- ASSIGNED TASK:
Every record should be written out exactly, please.

- RECORD EXTRACTS:
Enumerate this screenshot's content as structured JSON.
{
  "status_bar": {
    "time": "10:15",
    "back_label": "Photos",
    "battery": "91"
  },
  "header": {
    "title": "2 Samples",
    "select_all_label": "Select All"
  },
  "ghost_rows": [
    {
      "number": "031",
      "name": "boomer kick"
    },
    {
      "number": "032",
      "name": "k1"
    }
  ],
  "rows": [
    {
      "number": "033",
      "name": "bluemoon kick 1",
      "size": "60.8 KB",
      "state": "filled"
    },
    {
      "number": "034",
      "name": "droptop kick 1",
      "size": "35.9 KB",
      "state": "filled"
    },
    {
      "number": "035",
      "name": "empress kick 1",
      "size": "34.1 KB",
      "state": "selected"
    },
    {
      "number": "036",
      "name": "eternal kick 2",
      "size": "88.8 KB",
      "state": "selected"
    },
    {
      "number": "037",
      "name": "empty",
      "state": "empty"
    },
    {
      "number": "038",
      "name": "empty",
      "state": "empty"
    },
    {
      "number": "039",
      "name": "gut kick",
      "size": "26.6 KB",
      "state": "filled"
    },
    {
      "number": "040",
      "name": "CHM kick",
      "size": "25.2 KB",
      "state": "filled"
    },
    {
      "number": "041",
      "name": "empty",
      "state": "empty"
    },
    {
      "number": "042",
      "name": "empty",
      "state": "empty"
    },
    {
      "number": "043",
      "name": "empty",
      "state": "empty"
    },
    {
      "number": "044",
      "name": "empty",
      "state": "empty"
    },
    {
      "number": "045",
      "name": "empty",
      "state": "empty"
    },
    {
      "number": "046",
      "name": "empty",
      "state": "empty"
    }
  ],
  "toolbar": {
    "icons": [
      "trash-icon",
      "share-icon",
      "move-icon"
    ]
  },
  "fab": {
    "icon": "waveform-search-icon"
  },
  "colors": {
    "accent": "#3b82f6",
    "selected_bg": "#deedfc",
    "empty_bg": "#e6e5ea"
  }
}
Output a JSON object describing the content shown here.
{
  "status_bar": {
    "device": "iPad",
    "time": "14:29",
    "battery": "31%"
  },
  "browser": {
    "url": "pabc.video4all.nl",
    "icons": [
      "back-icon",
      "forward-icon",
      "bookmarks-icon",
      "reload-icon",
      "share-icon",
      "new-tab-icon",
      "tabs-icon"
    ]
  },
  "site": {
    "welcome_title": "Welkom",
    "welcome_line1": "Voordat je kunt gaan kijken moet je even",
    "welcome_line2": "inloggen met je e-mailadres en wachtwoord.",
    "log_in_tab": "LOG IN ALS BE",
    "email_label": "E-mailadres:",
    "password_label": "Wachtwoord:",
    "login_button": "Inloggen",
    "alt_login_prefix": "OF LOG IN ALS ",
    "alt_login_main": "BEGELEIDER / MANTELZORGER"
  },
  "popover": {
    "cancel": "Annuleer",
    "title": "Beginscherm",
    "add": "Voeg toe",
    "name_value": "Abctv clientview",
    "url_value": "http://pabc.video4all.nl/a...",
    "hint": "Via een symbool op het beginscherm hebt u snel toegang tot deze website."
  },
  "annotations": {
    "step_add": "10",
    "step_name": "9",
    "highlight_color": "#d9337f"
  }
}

- THE COMPLETED TASK:
Enumerate this screenshot's content as structured JSON.
{
  "status_bar": {
    "time": "10:15",
    "back_label": "Photos",
    "battery": "91"
  },
  "header": {
    "title": "2 Samples",
    "select_all_label": "Select All"
  },
  "ghost_rows": [
    {
      "number": "031",
      "name": "boomer kick"
    },
    {
      "number": "032",
      "name": "k1"
    }
  ],
  "rows": [
    {
      "number": "033",
      "name": "bluemoon kick 1",
      "size": "60.8 KB",
      "state": "filled"
    },
    {
      "number": "034",
      "name": "droptop kick 1",
      "size": "35.9 KB",
      "state": "filled"
    },
    {
      "number": "035",
      "name": "empress kick 1",
      "size": "34.1 KB",
      "state": "selected"
    },
    {
      "number": "036",
      "name": "eternal kick 2",
      "size": "88.8 KB",
      "state": "selected"
    },
    {
      "number": "037",
      "name": "empty",
      "state": "empty"
    },
    {
      "number": "038",
      "name": "empty",
      "state": "empty"
    },
    {
      "number": "039",
      "name": "gut kick",
      "size": "26.6 KB",
      "state": "filled"
    },
    {
      "number": "040",
      "name": "CHM kick",
      "size": "25.2 KB",
      "state": "filled"
    },
    {
      "number": "041",
      "name": "empty",
      "state": "empty"
    },
    {
      "number": "042",
      "name": "empty",
      "state": "empty"
    },
    {
      "number": "043",
      "name": "empty",
      "state": "empty"
    },
    {
      "number": "044",
      "name": "empty",
      "state": "empty"
    },
    {
      "number": "045",
      "name": "empty",
      "state": "empty"
    },
    {
      "number": "046",
      "name": "empty",
      "state": "empty"
    }
  ],
  "toolbar": {
    "icons": [
      "trash-icon",
      "share-icon",
      "move-icon"
    ]
  },
  "fab": {
    "icon": "waveform-search-icon"
  },
  "colors": {
    "accent": "#3b82f6",
    "selected_bg": "#deedfc",
    "empty_bg": "#e6e5ea"
  }
}
Output a JSON object describing the content shown here.
{
  "status_bar": {
    "device": "iPad",
    "time": "14:29",
    "battery": "31%"
  },
  "browser": {
    "url": "pabc.video4all.nl",
    "icons": [
      "back-icon",
      "forward-icon",
      "bookmarks-icon",
      "reload-icon",
      "share-icon",
      "new-tab-icon",
      "tabs-icon"
    ]
  },
  "site": {
    "welcome_title": "Welkom",
    "welcome_line1": "Voordat je kunt gaan kijken moet je even",
    "welcome_line2": "inloggen met je e-mailadres en wachtwoord.",
    "log_in_tab": "LOG IN ALS BE",
    "email_label": "E-mailadres:",
    "password_label": "Wachtwoord:",
    "login_button": "Inloggen",
    "alt_login_prefix": "OF LOG IN ALS ",
    "alt_login_main": "BEGELEIDER / MANTELZORGER"
  },
  "popover": {
    "cancel": "Annuleer",
    "title": "Beginscherm",
    "add": "Voeg toe",
    "name_value": "Abctv clientview",
    "url_value": "http://pabc.video4all.nl/a...",
    "hint": "Via een symbool op het beginscherm hebt u snel toegang tot deze website."
  },
  "annotations": {
    "step_add": "10",
    "step_name": "9",
    "highlight_color": "#d9337f"
  }
}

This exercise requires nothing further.